“A lot of libraries do Food for Fines during the holiday season,” Cummings explained. “We really wanted Food for Fines to be a year-long thing. With Brandeis being a school of social justice and the recent health and wellness survey coming back with a statistic [that] like 27 percent of students have insecurity about where their food is coming from, this is important.” 

General collection items include materials from the stacks, media, storage, and recreational reading collection, according to the Brandeis Library website. In the past, returning these items late incurred a 25 cent fee, which has since been removed and been replaced with the Food for Fines Program. “We don’t want to be a place of punitive fines,” Cummings said. 

The Library has also changed its policies on circulating equipment such as chargers, laptops or calculators. Cummings explained, “We’ve had a long battle with equipment fines because it’s balancing having things available for people and ensuring people are not abusing the system.” 

A fee chart that Cummings provided to the Justice highlights the changes made in the equipment fine policy. A large change is a reduction from $5.00 per hour overdue to $0.50 per hour overdue for adapters, cables and chargers. Another example is the change from the $5.00/hour fine to $0.25/hour for calculators and headsets. 

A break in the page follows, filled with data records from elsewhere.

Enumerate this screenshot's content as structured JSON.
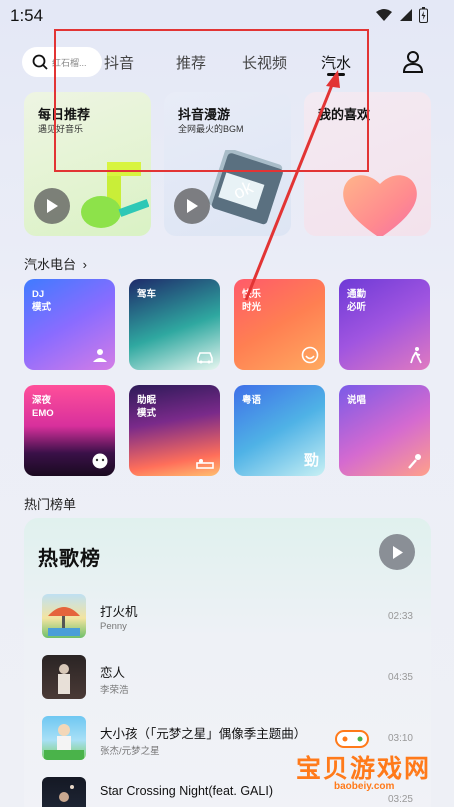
{
  "status_bar": {
    "time": "1:54"
  },
  "top_nav": {
    "search_placeholder": "红石榴...",
    "tabs": [
      {
        "label": "抖音"
      },
      {
        "label": "推荐"
      },
      {
        "label": "长视频"
      },
      {
        "label": "汽水"
      }
    ],
    "active_tab": "汽水"
  },
  "feature_cards": [
    {
      "title": "每日推荐",
      "subtitle": "遇见好音乐"
    },
    {
      "title": "抖音漫游",
      "subtitle": "全网最火的BGM"
    },
    {
      "title": "我的喜欢",
      "subtitle": ""
    }
  ],
  "radio": {
    "title": "汽水电台",
    "chevron": "›",
    "stations": [
      {
        "label": "DJ\n模式",
        "icon": "dj-icon"
      },
      {
        "label": "驾车",
        "icon": "car-icon"
      },
      {
        "label": "快乐\n时光",
        "icon": "smile-icon"
      },
      {
        "label": "通勤\n必听",
        "icon": "walk-icon"
      },
      {
        "label": "深夜\nEMO",
        "icon": "emo-icon"
      },
      {
        "label": "助眠\n模式",
        "icon": "sleep-icon"
      },
      {
        "label": "粤语",
        "icon": "cantonese-icon"
      },
      {
        "label": "说唱",
        "icon": "rap-icon"
      }
    ]
  },
  "charts": {
    "section_title": "热门榜单",
    "panel_title": "热歌榜",
    "songs": [
      {
        "title": "打火机",
        "artist": "Penny",
        "duration": "02:33"
      },
      {
        "title": "恋人",
        "artist": "李荣浩",
        "duration": "04:35"
      },
      {
        "title": "大小孩（「元梦之星」偶像季主题曲）",
        "artist": "张杰/元梦之星",
        "duration": "03:10"
      },
      {
        "title": "Star Crossing Night(feat. GALI)",
        "artist": "",
        "duration": "03:25"
      }
    ]
  },
  "watermark": {
    "text": "宝贝游戏网",
    "url": "baobeiy.com"
  },
  "colors": {
    "annotation": "#e23434",
    "watermark": "#ff7a1a"
  }
}
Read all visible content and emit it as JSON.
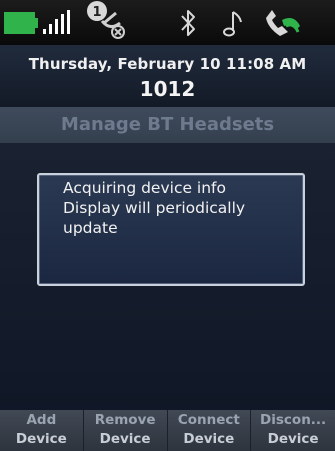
{
  "status_bar": {
    "voicemail_count": "1",
    "icons": [
      "battery-icon",
      "signal-icon",
      "voicemail-icon",
      "bluetooth-icon",
      "music-note-icon",
      "handset-icon"
    ],
    "battery_color": "#2fb34a"
  },
  "header": {
    "date": "Thursday, February 10 11:08 AM",
    "extension": "1012"
  },
  "screen_title": "Manage BT Headsets",
  "message": {
    "line1": "Acquiring device info",
    "line2": "Display will periodically",
    "line3": "update"
  },
  "softkeys": [
    {
      "line1": "Add",
      "line2": "Device"
    },
    {
      "line1": "Remove",
      "line2": "Device"
    },
    {
      "line1": "Connect",
      "line2": "Device"
    },
    {
      "line1": "Discon...",
      "line2": "Device"
    }
  ]
}
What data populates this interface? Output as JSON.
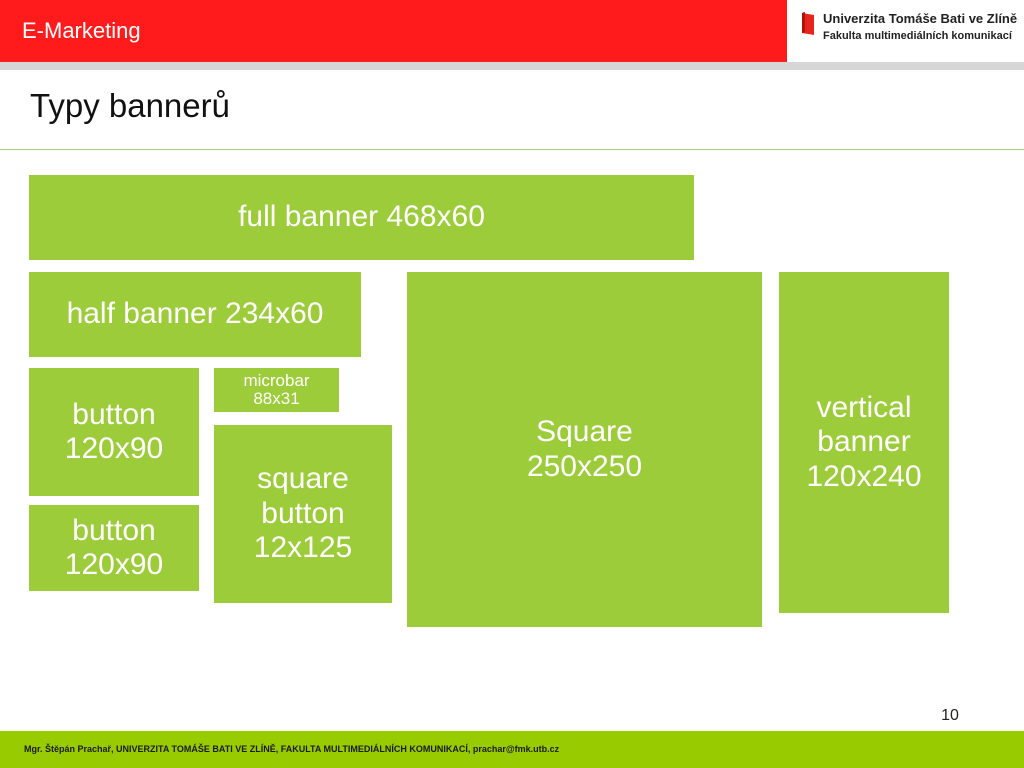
{
  "header": {
    "title": "E-Marketing",
    "logo_line1": "Univerzita Tomáše Bati ve Zlíně",
    "logo_line2": "Fakulta multimediálních komunikací"
  },
  "slide": {
    "title": "Typy bannerů",
    "page_number": "10"
  },
  "banners": {
    "full": "full banner 468x60",
    "half": "half banner 234x60",
    "button1": "button\n120x90",
    "button2": "button\n120x90",
    "microbar": "microbar\n88x31",
    "square_button": "square\nbutton\n12x125",
    "square": "Square\n250x250",
    "vertical": "vertical\nbanner\n120x240"
  },
  "footer": {
    "text": "Mgr. Štěpán Prachař, UNIVERZITA TOMÁŠE BATI VE ZLÍNĚ, FAKULTA MULTIMEDIÁLNÍCH KOMUNIKACÍ, prachar@fmk.utb.cz"
  },
  "colors": {
    "header_red": "#ff1b1b",
    "banner_green": "#9dcc3a",
    "footer_green": "#99cc00"
  }
}
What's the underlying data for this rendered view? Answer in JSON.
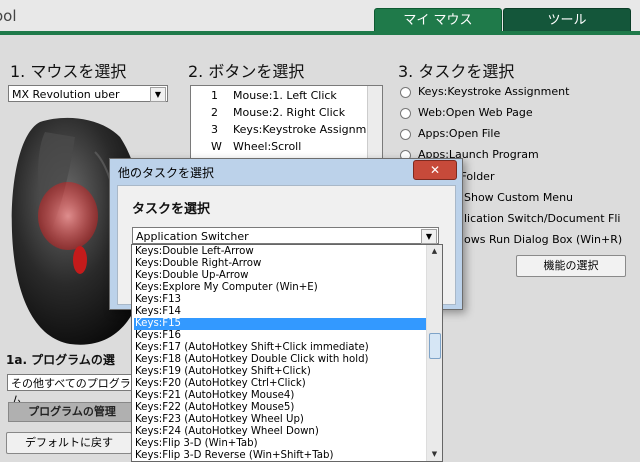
{
  "app": {
    "title_fragment": "ool"
  },
  "tabs": [
    {
      "label": "マイ マウス",
      "active": true
    },
    {
      "label": "ツール",
      "active": false
    }
  ],
  "steps": {
    "select_mouse": "1. マウスを選択",
    "select_button": "2. ボタンを選択",
    "select_task": "3. タスクを選択"
  },
  "mouse_select": {
    "value": "MX Revolution uber"
  },
  "button_list": [
    {
      "key": "1",
      "label": "Mouse:1. Left Click"
    },
    {
      "key": "2",
      "label": "Mouse:2. Right Click"
    },
    {
      "key": "3",
      "label": "Keys:Keystroke Assignme"
    },
    {
      "key": "W",
      "label": "Wheel:Scroll"
    }
  ],
  "task_options": [
    "Keys:Keystroke Assignment",
    "Web:Open Web Page",
    "Apps:Open File",
    "Apps:Launch Program",
    "h Folder",
    "Show Custom Menu",
    "lication Switch/Document Fli",
    "ows Run Dialog Box (Win+R)"
  ],
  "select_function_button": "機能の選択",
  "program_section": {
    "heading": "1a. プログラムの選",
    "select_value": "その他すべてのプログラム",
    "manage_button": "プログラムの管理",
    "reset_button": "デフォルトに戻す"
  },
  "dialog": {
    "title": "他のタスクを選択",
    "close": "✕",
    "heading": "タスクを選択",
    "combo_value": "Application Switcher",
    "list_items": [
      "Keys:Double Left-Arrow",
      "Keys:Double Right-Arrow",
      "Keys:Double Up-Arrow",
      "Keys:Explore My Computer (Win+E)",
      "Keys:F13",
      "Keys:F14",
      "Keys:F15",
      "Keys:F16",
      "Keys:F17 (AutoHotkey Shift+Click immediate)",
      "Keys:F18 (AutoHotkey Double Click with hold)",
      "Keys:F19 (AutoHotkey Shift+Click)",
      "Keys:F20 (AutoHotkey Ctrl+Click)",
      "Keys:F21 (AutoHotkey Mouse4)",
      "Keys:F22 (AutoHotkey Mouse5)",
      "Keys:F23 (AutoHotkey Wheel Up)",
      "Keys:F24 (AutoHotkey Wheel Down)",
      "Keys:Flip 3-D (Win+Tab)",
      "Keys:Flip 3-D Reverse (Win+Shift+Tab)"
    ],
    "selected_index": 6
  },
  "colors": {
    "tab_active": "#1f7a4a",
    "tab_inactive": "#14563a",
    "selection": "#3399ff",
    "close_button": "#c74a3a"
  }
}
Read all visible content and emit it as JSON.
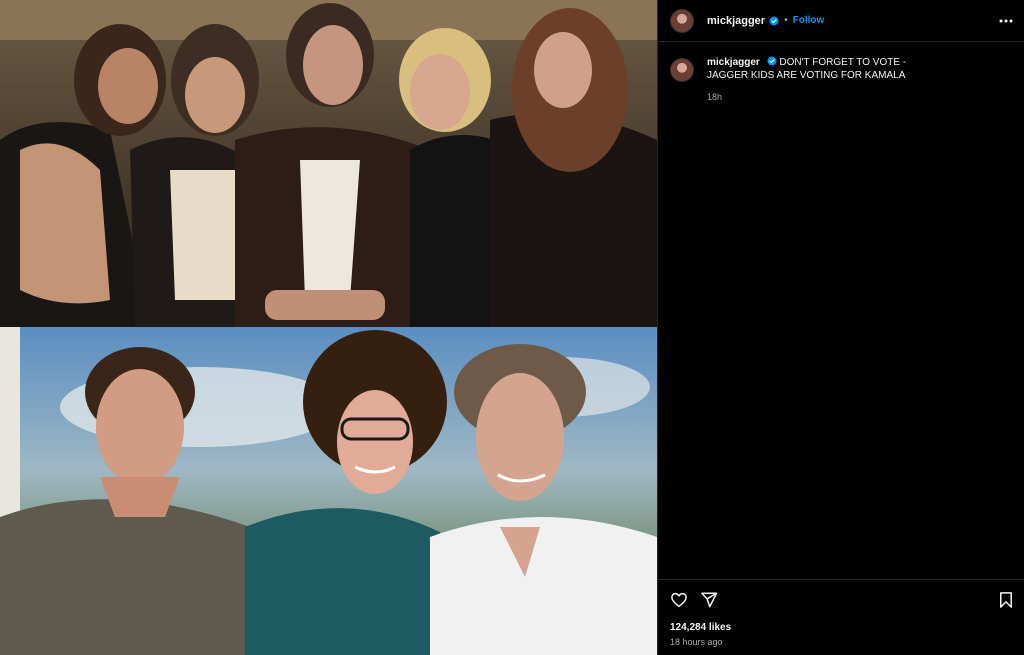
{
  "post": {
    "username": "mickjagger",
    "follow_label": "Follow",
    "separator": "•",
    "caption": "DON'T FORGET TO VOTE - JAGGER KIDS ARE VOTING FOR KAMALA",
    "caption_time": "18h",
    "likes": "124,284 likes",
    "time_ago": "18 hours ago"
  },
  "icons": {
    "verified": "verified-badge-icon",
    "more": "more-options-icon",
    "like": "heart-icon",
    "share": "share-icon",
    "save": "bookmark-icon"
  },
  "colors": {
    "background": "#000000",
    "accent": "#0095f6",
    "muted": "#a8a8a8",
    "divider": "#262626"
  }
}
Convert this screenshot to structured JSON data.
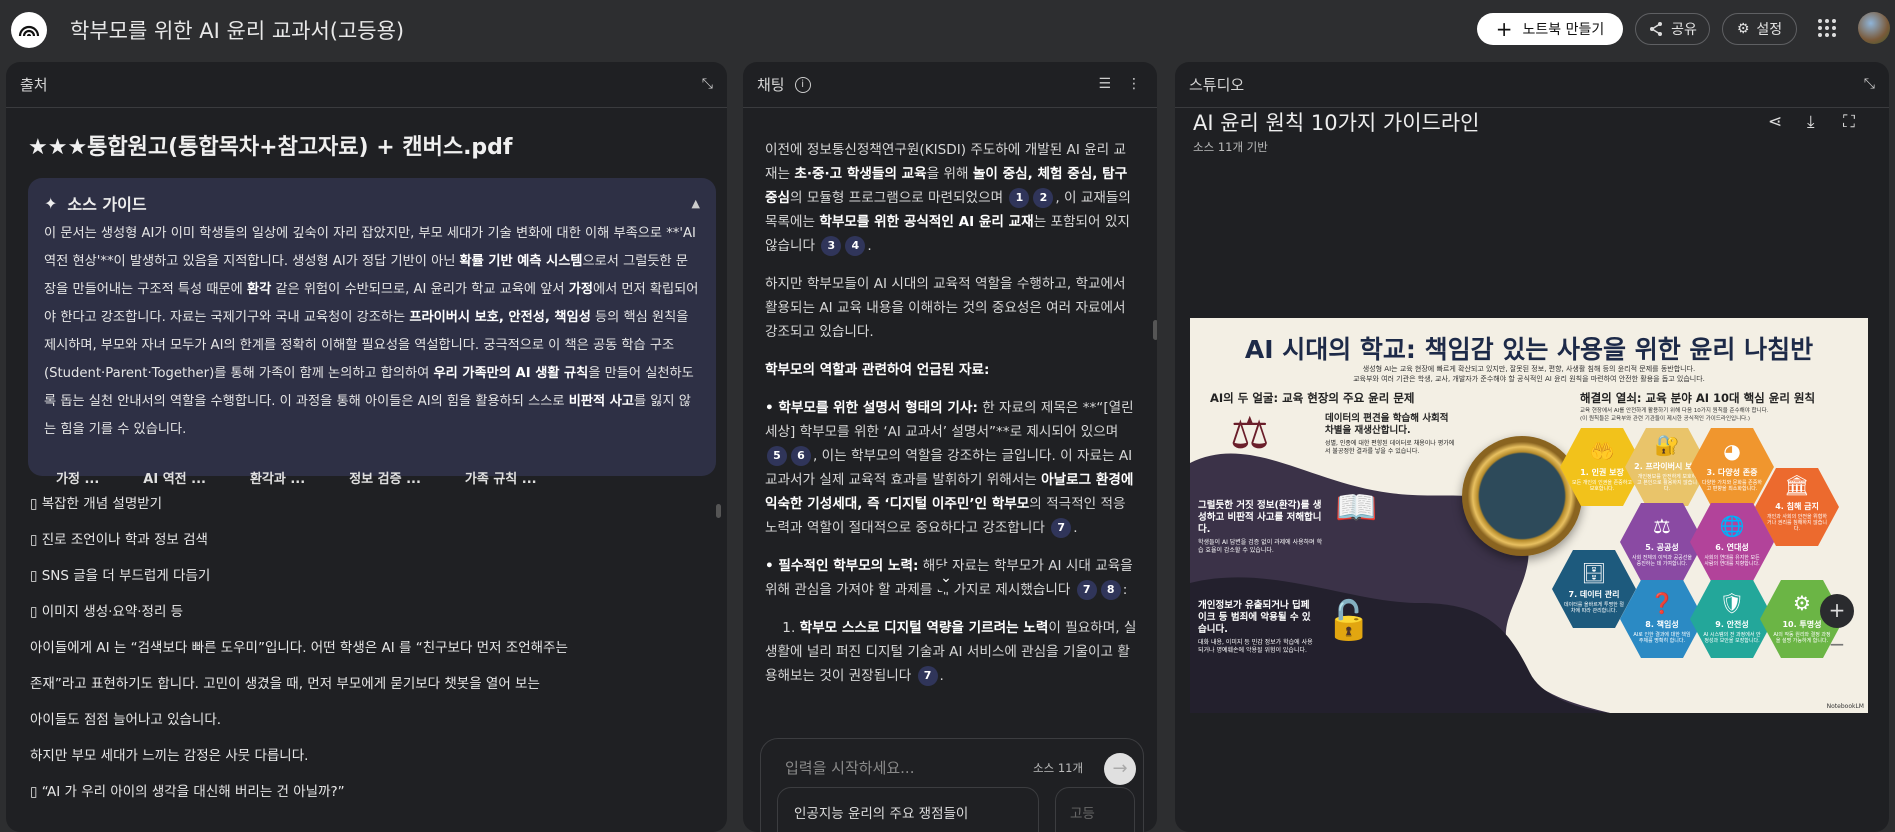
{
  "header": {
    "title": "학부모를 위한 AI 윤리 교과서(고등용)",
    "new_notebook": "노트북 만들기",
    "share": "공유",
    "settings": "설정"
  },
  "sources": {
    "panel_title": "출처",
    "pdf_title": "★★★통합원고(통합목차+참고자료) + 캔버스.pdf",
    "guide": {
      "title": "소스 가이드",
      "body": [
        {
          "t": "이 문서는 생성형 AI가 이미 학생들의 일상에 깊숙이 자리 잡았지만, 부모 세대가 기술 변화에 대한 이해 부족으로 **'AI 역전 현상'**이 발생하고 있음을 지적합니다. 생성형 AI가 정답 기반이 아닌 "
        },
        {
          "t": "확률 기반 예측 시스템",
          "b": true
        },
        {
          "t": "으로서 그럴듯한 문장을 만들어내는 구조적 특성 때문에 "
        },
        {
          "t": "환각",
          "b": true
        },
        {
          "t": " 같은 위험이 수반되므로, AI 윤리가 학교 교육에 앞서 "
        },
        {
          "t": "가정",
          "b": true
        },
        {
          "t": "에서 먼저 확립되어야 한다고 강조합니다. 자료는 국제기구와 국내 교육청이 강조하는 "
        },
        {
          "t": "프라이버시 보호, 안전성, 책임성",
          "b": true
        },
        {
          "t": " 등의 핵심 원칙을 제시하며, 부모와 자녀 모두가 AI의 한계를 정확히 이해할 필요성을 역설합니다. 궁극적으로 이 책은 공동 학습 구조(Student·Parent·Together)를 통해 가족이 함께 논의하고 합의하여 "
        },
        {
          "t": "우리 가족만의 AI 생활 규칙",
          "b": true
        },
        {
          "t": "을 만들어 실천하도록 돕는 실천 안내서의 역할을 수행합니다. 이 과정을 통해 아이들은 AI의 힘을 활용하되 스스로 "
        },
        {
          "t": "비판적 사고",
          "b": true
        },
        {
          "t": "를 잃지 않는 힘을 기를 수 있습니다."
        }
      ],
      "chips": [
        "가정 ...",
        "AI 역전 ...",
        "환각과 ...",
        "정보 검증 ...",
        "가족 규칙 ..."
      ]
    },
    "content": [
      "▯ 복잡한 개념 설명받기",
      "▯ 진로 조언이나 학과 정보 검색",
      "▯ SNS 글을 더 부드럽게 다듬기",
      "▯ 이미지 생성·요약·정리 등",
      "아이들에게 AI 는 “검색보다 빠른 도우미”입니다. 어떤 학생은 AI 를 “친구보다 먼저 조언해주는",
      "존재”라고 표현하기도 합니다. 고민이 생겼을 때, 먼저 부모에게 묻기보다 챗봇을 열어 보는",
      "아이들도 점점 늘어나고 있습니다.",
      "하지만 부모 세대가 느끼는 감정은 사뭇 다릅니다.",
      "▯ “AI 가 우리 아이의 생각을 대신해 버리는 건 아닐까?”"
    ]
  },
  "chat": {
    "panel_title": "채팅",
    "paragraphs": [
      [
        {
          "t": "이전에 정보통신정책연구원(KISDI) 주도하에 개발된 AI 윤리 교재는 "
        },
        {
          "t": "초·중·고 학생들의 교육",
          "b": true
        },
        {
          "t": "을 위해 "
        },
        {
          "t": "놀이 중심, 체험 중심, 탐구 중심",
          "b": true
        },
        {
          "t": "의 모듈형 프로그램으로 마련되었으며 "
        },
        {
          "c": "1"
        },
        {
          "c": "2"
        },
        {
          "t": ", 이 교재들의 목록에는 "
        },
        {
          "t": "학부모를 위한 공식적인 AI 윤리 교재",
          "b": true
        },
        {
          "t": "는 포함되어 있지 않습니다 "
        },
        {
          "c": "3"
        },
        {
          "c": "4"
        },
        {
          "t": "."
        }
      ],
      [
        {
          "t": "하지만 학부모들이 AI 시대의 교육적 역할을 수행하고, 학교에서 활용되는 AI 교육 내용을 이해하는 것의 중요성은 여러 자료에서 강조되고 있습니다."
        }
      ],
      [
        {
          "t": "학부모의 역할과 관련하여 언급된 자료:",
          "b": true
        }
      ],
      [
        {
          "t": "• 학부모를 위한 설명서 형태의 기사:",
          "b": true
        },
        {
          "t": " 한 자료의 제목은 **“[열린세상] 학부모를 위한 ‘AI 교과서’ 설명서”**로 제시되어 있으며 "
        },
        {
          "c": "5"
        },
        {
          "c": "6"
        },
        {
          "t": ", 이는 학부모의 역할을 강조하는 글입니다. 이 자료는 AI 교과서가 실제 교육적 효과를 발휘하기 위해서는 "
        },
        {
          "t": "아날로그 환경에 익숙한 기성세대, 즉 ‘디지털 이주민’인 학부모",
          "b": true
        },
        {
          "t": "의 적극적인 적응 노력과 역할이 절대적으로 중요하다고 강조합니다 "
        },
        {
          "c": "7"
        },
        {
          "t": "."
        }
      ],
      [
        {
          "t": "• 필수적인 학부모의 노력:",
          "b": true
        },
        {
          "t": " 해당 자료는 학부모가 AI 시대 교육을 위해 관심을 가져야 할 과제를 네 가지로 제시했습니다 "
        },
        {
          "c": "7"
        },
        {
          "c": "8"
        },
        {
          "t": ":"
        }
      ],
      [
        {
          "t": "    1. "
        },
        {
          "t": "학부모 스스로 디지털 역량을 기르려는 노력",
          "b": true
        },
        {
          "t": "이 필요하며, 실생활에 널리 퍼진 디지털 기술과 AI 서비스에 관심을 기울이고 활용해보는 것이 권장됩니다 "
        },
        {
          "c": "7"
        },
        {
          "t": "."
        }
      ]
    ],
    "input_placeholder": "입력을 시작하세요...",
    "source_count": "소스 11개",
    "suggestions": [
      "인공지능 윤리의 주요 쟁점들이",
      "고등"
    ]
  },
  "studio": {
    "panel_title": "스튜디오",
    "title": "AI 윤리 원칙 10가지 가이드라인",
    "subtitle": "소스 11개 기반",
    "infographic": {
      "title": "AI 시대의 학교: 책임감 있는 사용을 위한 윤리 나침반",
      "subtitle": [
        "생성형 AI는 교육 현장에 빠르게 확산되고 있지만, 잘못된 정보, 편향, 사생활 침해 등의 윤리적 문제를 동반합니다.",
        "교육부와 여러 기관은 학생, 교사, 개발자가 준수해야 할 공식적인 AI 윤리 원칙을 마련하여 안전한 활용을 돕고 있습니다."
      ],
      "left_heading": "AI의 두 얼굴: 교육 현장의 주요 윤리 문제",
      "issues": [
        {
          "h": "데이터의 편견을 학습해 사회적 차별을 재생산합니다.",
          "d": "성별, 인종에 대한 편향된 데이터로 채용이나 평가에서 불공정한 결과를 낳을 수 있습니다."
        },
        {
          "h": "그럴듯한 거짓 정보(환각)를 생성하고 비판적 사고를 저해합니다.",
          "d": "학생들이 AI 답변을 검증 없이 과제에 사용하며 학습 효율이 감소할 수 있습니다."
        },
        {
          "h": "개인정보가 유출되거나 딥페이크 등 범죄에 악용될 수 있습니다.",
          "d": "대화 내용, 이미지 등 민감 정보가 학습에 사용되거나 명예훼손에 악용될 위험이 있습니다."
        }
      ],
      "right_heading": "해결의 열쇠: 교육 분야 AI 10대 핵심 윤리 원칙",
      "right_sub": [
        "교육 현장에서 AI를 안전하게 활용하기 위해 다음 10가지 원칙을 준수해야 합니다.",
        "(이 원칙들은 교육부와 관련 기관들이 제시한 공식적인 가이드라인입니다.)"
      ],
      "principles": [
        {
          "n": "1. 인권 보장",
          "d": "모든 개인의 인권을 존중하고 보호합니다.",
          "color": "#f2c21b"
        },
        {
          "n": "2. 프라이버시 보호",
          "d": "개인정보를 안전하게 보호하고 본인으로 활용하지 않습니다.",
          "color": "#e9c46a"
        },
        {
          "n": "3. 다양성 존중",
          "d": "다양한 가치와 문화를 존중하고 편향을 최소화합니다.",
          "color": "#f0962e"
        },
        {
          "n": "4. 침해 금지",
          "d": "개인과 사회의 안전을 위협하거나 권리를 침해하지 않습니다.",
          "color": "#ec6a2e"
        },
        {
          "n": "5. 공공성",
          "d": "사회 전체의 이익과 공공선을 증진하는 데 기여합니다.",
          "color": "#8a4aa3"
        },
        {
          "n": "6. 연대성",
          "d": "사회의 연대를 유지한 모든 사람의 연대를 지향합니다.",
          "color": "#b2439a"
        },
        {
          "n": "7. 데이터 관리",
          "d": "데이터를 올바르게 투명한 절차에 따라 관리합니다.",
          "color": "#1d5a7d"
        },
        {
          "n": "8. 책임성",
          "d": "AI로 인한 결과에 대한 책임 주체를 명확히 합니다.",
          "color": "#2b8ac4"
        },
        {
          "n": "9. 안전성",
          "d": "AI 시스템의 전 과정에서 안정성과 보안을 보장합니다.",
          "color": "#23a79a"
        },
        {
          "n": "10. 투명성",
          "d": "AI의 작동 원리와 결정 과정을 설명 가능하게 합니다.",
          "color": "#6bb545"
        }
      ],
      "watermark": "NotebookLM"
    }
  }
}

The Library has also implemented a new amnesty model. Previously, the Library permitted borrowers one fine waiver for the entirety of their time at Brandeis. Now, members of the Brandeis community can claim one waiver per semester.

Cummings said the revised fines policies were shared with the Student Union and that Union President Hannah Brown ’19 gave feedback. The policies were also reviewed by the Office of the Provost because they affected University revenue brought in by fine payments. According to Cummings, all changes were accepted as originally proposed.